II. The preparation which Hezekiah prudently made against this storm that threatened him: He took counsel with his princes what he should do, what measures he should take, v. 3. With their advice he provided, 1. That the country should give him a cold reception, for he took care that he should find no water in it (and then his army must perish for thirst), or at least that there should be a scarcity of water, by which his army would be weakened and unfitted for service. A powerful army, if it want water but a few days, will be but a heap of dry dust. All hands were set immediately to work to stop up the fountains, and the brook that ran through the midst of the land, turning that (it is probable) into the city by pipes under-ground. Such as this is the policy commonly practised now-a-days of destroying the forage before an invading army. 2. That the city should give him a warm reception. In order to this he repaired the wall, raised towers, and made darts (or, as it is in the margin, swords or weapons) and shields in abundance (v. 5), and appointed captains, v. 6. Note, Those that trust God with their safety must yet use proper means for their safety, otherwise they tempt him, and do not trust him. God will provide, but so must we also.

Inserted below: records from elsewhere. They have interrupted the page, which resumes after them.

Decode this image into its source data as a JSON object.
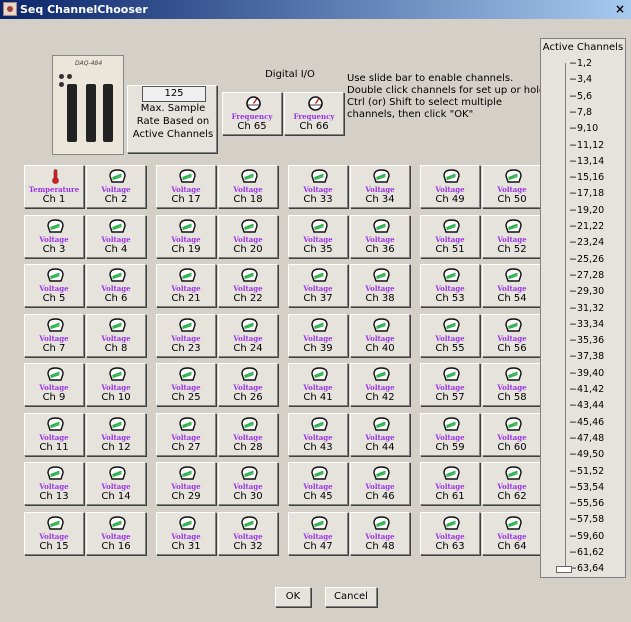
{
  "window": {
    "title": "Seq ChannelChooser",
    "close_label": "×"
  },
  "device": {
    "model": "DAQ-484"
  },
  "rate": {
    "value": "125",
    "label": "Max. Sample Rate Based on Active Channels"
  },
  "digital_io": {
    "title": "Digital I/O",
    "channels": [
      {
        "type": "Frequency",
        "name": "Ch 65"
      },
      {
        "type": "Frequency",
        "name": "Ch 66"
      }
    ]
  },
  "instructions": "Use slide bar to enable channels.\nDouble click channels for set up or hold Ctrl (or) Shift to select multiple channels, then click \"OK\"",
  "channels": [
    {
      "type": "Temperature",
      "name": "Ch 1"
    },
    {
      "type": "Voltage",
      "name": "Ch 2"
    },
    {
      "type": "Voltage",
      "name": "Ch 3"
    },
    {
      "type": "Voltage",
      "name": "Ch 4"
    },
    {
      "type": "Voltage",
      "name": "Ch 5"
    },
    {
      "type": "Voltage",
      "name": "Ch 6"
    },
    {
      "type": "Voltage",
      "name": "Ch 7"
    },
    {
      "type": "Voltage",
      "name": "Ch 8"
    },
    {
      "type": "Voltage",
      "name": "Ch 9"
    },
    {
      "type": "Voltage",
      "name": "Ch 10"
    },
    {
      "type": "Voltage",
      "name": "Ch 11"
    },
    {
      "type": "Voltage",
      "name": "Ch 12"
    },
    {
      "type": "Voltage",
      "name": "Ch 13"
    },
    {
      "type": "Voltage",
      "name": "Ch 14"
    },
    {
      "type": "Voltage",
      "name": "Ch 15"
    },
    {
      "type": "Voltage",
      "name": "Ch 16"
    },
    {
      "type": "Voltage",
      "name": "Ch 17"
    },
    {
      "type": "Voltage",
      "name": "Ch 18"
    },
    {
      "type": "Voltage",
      "name": "Ch 19"
    },
    {
      "type": "Voltage",
      "name": "Ch 20"
    },
    {
      "type": "Voltage",
      "name": "Ch 21"
    },
    {
      "type": "Voltage",
      "name": "Ch 22"
    },
    {
      "type": "Voltage",
      "name": "Ch 23"
    },
    {
      "type": "Voltage",
      "name": "Ch 24"
    },
    {
      "type": "Voltage",
      "name": "Ch 25"
    },
    {
      "type": "Voltage",
      "name": "Ch 26"
    },
    {
      "type": "Voltage",
      "name": "Ch 27"
    },
    {
      "type": "Voltage",
      "name": "Ch 28"
    },
    {
      "type": "Voltage",
      "name": "Ch 29"
    },
    {
      "type": "Voltage",
      "name": "Ch 30"
    },
    {
      "type": "Voltage",
      "name": "Ch 31"
    },
    {
      "type": "Voltage",
      "name": "Ch 32"
    },
    {
      "type": "Voltage",
      "name": "Ch 33"
    },
    {
      "type": "Voltage",
      "name": "Ch 34"
    },
    {
      "type": "Voltage",
      "name": "Ch 35"
    },
    {
      "type": "Voltage",
      "name": "Ch 36"
    },
    {
      "type": "Voltage",
      "name": "Ch 37"
    },
    {
      "type": "Voltage",
      "name": "Ch 38"
    },
    {
      "type": "Voltage",
      "name": "Ch 39"
    },
    {
      "type": "Voltage",
      "name": "Ch 40"
    },
    {
      "type": "Voltage",
      "name": "Ch 41"
    },
    {
      "type": "Voltage",
      "name": "Ch 42"
    },
    {
      "type": "Voltage",
      "name": "Ch 43"
    },
    {
      "type": "Voltage",
      "name": "Ch 44"
    },
    {
      "type": "Voltage",
      "name": "Ch 45"
    },
    {
      "type": "Voltage",
      "name": "Ch 46"
    },
    {
      "type": "Voltage",
      "name": "Ch 47"
    },
    {
      "type": "Voltage",
      "name": "Ch 48"
    },
    {
      "type": "Voltage",
      "name": "Ch 49"
    },
    {
      "type": "Voltage",
      "name": "Ch 50"
    },
    {
      "type": "Voltage",
      "name": "Ch 51"
    },
    {
      "type": "Voltage",
      "name": "Ch 52"
    },
    {
      "type": "Voltage",
      "name": "Ch 53"
    },
    {
      "type": "Voltage",
      "name": "Ch 54"
    },
    {
      "type": "Voltage",
      "name": "Ch 55"
    },
    {
      "type": "Voltage",
      "name": "Ch 56"
    },
    {
      "type": "Voltage",
      "name": "Ch 57"
    },
    {
      "type": "Voltage",
      "name": "Ch 58"
    },
    {
      "type": "Voltage",
      "name": "Ch 59"
    },
    {
      "type": "Voltage",
      "name": "Ch 60"
    },
    {
      "type": "Voltage",
      "name": "Ch 61"
    },
    {
      "type": "Voltage",
      "name": "Ch 62"
    },
    {
      "type": "Voltage",
      "name": "Ch 63"
    },
    {
      "type": "Voltage",
      "name": "Ch 64"
    }
  ],
  "active_channels": {
    "title": "Active Channels",
    "labels": [
      "1,2",
      "3,4",
      "5,6",
      "7,8",
      "9,10",
      "11,12",
      "13,14",
      "15,16",
      "17,18",
      "19,20",
      "21,22",
      "23,24",
      "25,26",
      "27,28",
      "29,30",
      "31,32",
      "33,34",
      "35,36",
      "37,38",
      "39,40",
      "41,42",
      "43,44",
      "45,46",
      "47,48",
      "49,50",
      "51,52",
      "53,54",
      "55,56",
      "57,58",
      "59,60",
      "61,62",
      "63,64"
    ],
    "selected": "63,64"
  },
  "buttons": {
    "ok": "OK",
    "cancel": "Cancel"
  },
  "colors": {
    "type_text": "#9b32e6",
    "meter_green": "#2bb14a",
    "thermo_red": "#d02020"
  }
}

III. The encouragement which he gave to his people to depend upon God in this distress. He gathered them together in a broad open street, and spoke comfortably to them, v. 6. He was himself undaunted, being confident the invasion would issue well. He was not like his father, who had much guilt to terrify him and no faith to encourage him, so that, in a time of public danger, his heart was moved, as the trees of the wood are moved with the wind, and then no marvel that the heart of his people was so too, Isa. vii. 2. With what he said he put life into his people, his captains especially, and spoke to their heart, as the word is. 1. He endeavoured to keep down their fears: "Be strong and courageous; do not think of surrendering the city or capitulating, but resolve to hold it out to the last man; do not think of losing the city, nor of falling into the enemy's hand; there is no danger. Let the soldiers be bold and brave, make good their posts, stand to their arms, and fight manfully, and let the citizens encourage them to do so: Be not afraid nor dismayed for the king of Assyria." The prophet had thus encouraged them from God (Isa. x. 24): Be not afraid of the Assyrians; and here the king from him. Now it was that the sinners in Zion were afraid (Isa. xxxiii. 14), but the righteous dwelt on high (Isa. xxxiii. 15, 16) and meditated on terror so as to conquer it. See Isa. xxxiii. 18, which refers to what is recorded here. 2. He endeavoured to keep up their faith, in order to the silencing and suppressing of their fears. "Sennacherib has a multitude with him, and yet there are more with us than with him; for we have God with us, and how many do you reckon him for? With our enemy is an arm of flesh, which he trusts to; but with us is the Lord, whose power is irresistible, our God, whose promise is inviolable, a God in covenant with us, to help us, and to fight our battles, not only to help us to fight them, but to fight them for us if he please:" and so he did here. Note, A believing confidence in God will raise us above the prevailing fear of man. He that feareth the fury of the oppressor forgetteth the Lord his Maker, Isa. li. 12, 13. It is probable that Hezekiah said more to this purport, and that the people rested themselves upon what he said, not merely upon his word, but on the things he said concerning the presence of God with them and his power to relieve them, the belief of which made them easy. Let the good subjects and soldiers of Jesus Christ rest thus upon his word, and boldly say, Since God is for us, who can be against us?